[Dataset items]
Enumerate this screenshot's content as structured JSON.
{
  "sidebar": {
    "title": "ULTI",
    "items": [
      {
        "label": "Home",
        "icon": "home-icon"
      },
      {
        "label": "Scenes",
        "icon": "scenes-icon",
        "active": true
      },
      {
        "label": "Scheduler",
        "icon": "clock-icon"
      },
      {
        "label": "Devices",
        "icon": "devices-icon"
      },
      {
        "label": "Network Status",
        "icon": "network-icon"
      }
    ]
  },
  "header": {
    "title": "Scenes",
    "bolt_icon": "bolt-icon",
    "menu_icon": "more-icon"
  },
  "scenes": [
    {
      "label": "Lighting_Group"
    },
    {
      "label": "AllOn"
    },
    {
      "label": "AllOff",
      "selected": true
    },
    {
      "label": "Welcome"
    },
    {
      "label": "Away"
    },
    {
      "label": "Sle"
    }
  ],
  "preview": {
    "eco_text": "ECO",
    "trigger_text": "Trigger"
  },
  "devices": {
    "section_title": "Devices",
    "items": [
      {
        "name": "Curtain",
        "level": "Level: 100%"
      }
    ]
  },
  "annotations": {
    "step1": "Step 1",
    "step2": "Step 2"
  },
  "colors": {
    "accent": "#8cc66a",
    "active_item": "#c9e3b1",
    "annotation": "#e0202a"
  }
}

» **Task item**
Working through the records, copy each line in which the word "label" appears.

» **Solved exercise**
        "label": "Home",
        "label": "Scenes",
        "label": "Scheduler",
        "label": "Devices",
        "label": "Network Status",
      "label": "Lighting_Group"
      "label": "AllOn"
      "label": "AllOff",
      "label": "Welcome"
      "label": "Away"
      "label": "Sle"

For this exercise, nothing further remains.